Since most cognitive tests are administered while the subject is sitting or lying down,  cognitive difficulties faced in day to day living might be underestimated.

Participants with PD and OH were far more susceptible to posture-related impairment on several tests, including those that measured math skills, the ability to produce words easily, keeping information in mind while working on it, paying sufficient attention so that later memory is efficient and searching for items quickly and accurately.

Diet as medicine for depression

Medscape reports on a new study from Australia which apparently shows that eating healthy can be good for the mood as well as the pocketbook.

Two researchers, Felice Jacka and Michael Berk, led a consortium of Australian Institutions based at the Food & Mood Centre at Deakin University in Victoria, Australia. Over 3 years, they recruited several hundred patients with moderate to severe depression and entered 67 into a 12-week parallel group trial. The treatment group received seven 60-minute sessions of dietary counselling. The parallel control group received a matching social support protocol. All but nine of the 67 participants were receiving another active treatment—either psychotherapy, medications, or both. . . .

… participants were implored to increase consumption of foods in 12 food categories. The food categories, as you may guess, included whole grains, fruits, vegetables, nuts and legumes, and lean meats, chicken, and seafood, and to decrease consumption of foods that are correlated with a higher risk for depression: empty carbohydrates, refined starches, and highly processed foods. . . .

. . . The outcome was quite robust. The researchers found a statistically significant 7.1-point difference on the Montgomery-Asberg Depression Rating Scale (MADRS) in favor of the treatment group, which was their primary outcome. The researchers extrapolated that there was a 2.2-point reduction in the MADRS for every 10% adherence to the healthier dietary pattern.. . .

. . . They developed that pattern, which they called the Modified Mediterranean Diet, or the Modi-Medi Diet, by combining recommendations from the Australian government and the Greek government, and data from an earlier analysis by Felice Jacka and her colleagues[2] that determined which dietary factors played the largest role in fighting depression with diet. . . .

source of quoted excerpts:  http://www.medscape.com/viewarticle/875236

Will Parkinson’s be diagnosed by a simple sample of blood in the near future?

A step towards more accurate diagnoses of Parkinson’s and other similar neurological diseases was recently reported in Nature.
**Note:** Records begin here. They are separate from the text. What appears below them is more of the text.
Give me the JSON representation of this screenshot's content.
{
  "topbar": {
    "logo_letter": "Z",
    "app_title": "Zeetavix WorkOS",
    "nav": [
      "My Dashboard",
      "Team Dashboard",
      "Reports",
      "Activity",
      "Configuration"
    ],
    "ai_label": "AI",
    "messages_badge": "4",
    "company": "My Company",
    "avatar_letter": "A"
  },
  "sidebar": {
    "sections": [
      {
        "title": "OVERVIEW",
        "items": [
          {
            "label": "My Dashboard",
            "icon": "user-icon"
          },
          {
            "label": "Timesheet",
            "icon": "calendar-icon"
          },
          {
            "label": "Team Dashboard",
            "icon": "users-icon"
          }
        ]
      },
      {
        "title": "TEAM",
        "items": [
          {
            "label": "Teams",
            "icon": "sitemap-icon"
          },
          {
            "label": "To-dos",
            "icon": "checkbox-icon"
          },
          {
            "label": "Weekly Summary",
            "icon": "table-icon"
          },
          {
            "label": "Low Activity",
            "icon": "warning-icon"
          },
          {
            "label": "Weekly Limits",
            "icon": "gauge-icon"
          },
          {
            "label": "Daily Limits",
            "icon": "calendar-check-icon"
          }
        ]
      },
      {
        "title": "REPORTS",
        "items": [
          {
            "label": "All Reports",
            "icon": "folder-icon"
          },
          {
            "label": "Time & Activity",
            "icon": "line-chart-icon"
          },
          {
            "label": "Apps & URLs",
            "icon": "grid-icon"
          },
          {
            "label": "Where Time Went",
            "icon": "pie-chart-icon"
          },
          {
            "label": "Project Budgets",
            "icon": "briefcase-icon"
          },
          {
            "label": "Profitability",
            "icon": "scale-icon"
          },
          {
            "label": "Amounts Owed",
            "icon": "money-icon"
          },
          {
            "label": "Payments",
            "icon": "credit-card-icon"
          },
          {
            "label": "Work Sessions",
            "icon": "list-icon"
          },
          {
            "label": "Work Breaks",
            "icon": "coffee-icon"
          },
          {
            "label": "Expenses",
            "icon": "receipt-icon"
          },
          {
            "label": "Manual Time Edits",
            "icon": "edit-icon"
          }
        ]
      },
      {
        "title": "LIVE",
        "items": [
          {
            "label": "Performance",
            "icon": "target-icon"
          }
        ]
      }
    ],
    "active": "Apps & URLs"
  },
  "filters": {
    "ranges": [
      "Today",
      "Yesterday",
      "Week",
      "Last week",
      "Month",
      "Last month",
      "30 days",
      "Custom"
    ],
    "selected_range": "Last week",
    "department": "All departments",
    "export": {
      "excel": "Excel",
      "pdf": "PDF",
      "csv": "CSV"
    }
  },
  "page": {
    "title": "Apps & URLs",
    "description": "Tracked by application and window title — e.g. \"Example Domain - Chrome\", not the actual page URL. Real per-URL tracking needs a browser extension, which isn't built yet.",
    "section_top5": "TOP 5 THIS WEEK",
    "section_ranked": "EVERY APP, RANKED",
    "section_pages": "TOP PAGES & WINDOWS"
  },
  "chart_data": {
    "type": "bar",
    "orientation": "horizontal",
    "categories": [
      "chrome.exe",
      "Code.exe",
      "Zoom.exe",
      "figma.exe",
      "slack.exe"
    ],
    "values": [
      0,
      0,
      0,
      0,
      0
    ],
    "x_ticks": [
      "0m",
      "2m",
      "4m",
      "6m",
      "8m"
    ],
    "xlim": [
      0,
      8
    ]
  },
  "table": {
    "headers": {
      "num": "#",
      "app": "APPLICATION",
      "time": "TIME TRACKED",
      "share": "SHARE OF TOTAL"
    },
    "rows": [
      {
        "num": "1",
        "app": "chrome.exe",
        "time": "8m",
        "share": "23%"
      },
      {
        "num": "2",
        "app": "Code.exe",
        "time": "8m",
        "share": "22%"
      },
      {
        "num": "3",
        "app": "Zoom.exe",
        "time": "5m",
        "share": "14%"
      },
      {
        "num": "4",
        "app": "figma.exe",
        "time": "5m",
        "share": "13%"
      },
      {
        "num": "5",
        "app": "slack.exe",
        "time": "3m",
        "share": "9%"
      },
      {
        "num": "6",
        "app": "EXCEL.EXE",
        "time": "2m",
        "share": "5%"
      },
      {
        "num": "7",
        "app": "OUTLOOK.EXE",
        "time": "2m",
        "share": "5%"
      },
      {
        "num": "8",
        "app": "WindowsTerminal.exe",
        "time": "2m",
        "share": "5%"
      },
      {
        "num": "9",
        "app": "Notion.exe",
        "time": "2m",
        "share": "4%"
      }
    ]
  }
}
And by CNN which picked up the story: Parkinsons disease blood test study

Up until now, many diseases have been diagnosed based on symptoms, with patients asking, “How do you know I have this?” Meanwhile, doctors are not always correct, Wright said. This is true even of Parkinson’s, which is diagnosed based on symptoms, a patient’s history, neurological exams, a patient’s response to medicine and, in some cases, brain imaging tests.

As a person with Parkinson’s among other conditions, related or unrelated, this would be a big deal. When a diagnosis is based on having a specific array of symptoms, some of which might not be present in all cases (tremors, for instance), one wonders whether medications for reducing certain symptoms might not prevent the presentation of all the symptoms required for a diagnosis of Parkinson’s.

It does me little good to play “what if” since one doesn’t know how one would have reacted to an earlier diagnosis at an earlier age. One can only refer to Victor Frankl’s work on the search for meaning in our lives, and approach the present as though one has already been at this decision point and are being given a second chance to make a decision just as wrong as the original decision. At least that’s how I remember that particular quote.  Here’s another quote from Frankl:

the meaning of life always changes, but that it never ceases to be. According to logotherapy, we can discover this meaning in life in three different
ways: (1) by creating a work or doing a deed; (2) by experiencing something or
encountering someone; and (3) by the attitude we take toward unavoidable
suffering. The first, the way of achievement or accomplishment, is quite obvious.